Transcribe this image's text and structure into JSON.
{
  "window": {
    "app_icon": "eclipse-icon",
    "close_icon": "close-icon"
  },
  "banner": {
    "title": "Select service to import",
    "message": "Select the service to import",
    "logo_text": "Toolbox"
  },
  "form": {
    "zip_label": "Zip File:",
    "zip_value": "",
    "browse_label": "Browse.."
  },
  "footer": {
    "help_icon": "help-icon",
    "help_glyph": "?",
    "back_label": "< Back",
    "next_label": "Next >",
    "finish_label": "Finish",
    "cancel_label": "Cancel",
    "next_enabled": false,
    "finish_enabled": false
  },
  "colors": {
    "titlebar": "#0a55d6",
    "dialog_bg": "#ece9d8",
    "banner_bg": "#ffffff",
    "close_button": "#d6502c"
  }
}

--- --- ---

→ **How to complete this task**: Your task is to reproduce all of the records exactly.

→ **Solution for this task**:
Transcribe this image's text and structure into JSON.
{
  "window": {
    "app_icon": "eclipse-icon",
    "close_icon": "close-icon"
  },
  "banner": {
    "title": "Select service to import",
    "message": "Select the service to import",
    "logo_text": "Toolbox"
  },
  "form": {
    "zip_label": "Zip File:",
    "zip_value": "",
    "browse_label": "Browse.."
  },
  "footer": {
    "help_icon": "help-icon",
    "help_glyph": "?",
    "back_label": "< Back",
    "next_label": "Next >",
    "finish_label": "Finish",
    "cancel_label": "Cancel",
    "next_enabled": false,
    "finish_enabled": false
  },
  "colors": {
    "titlebar": "#0a55d6",
    "dialog_bg": "#ece9d8",
    "banner_bg": "#ffffff",
    "close_button": "#d6502c"
  }
}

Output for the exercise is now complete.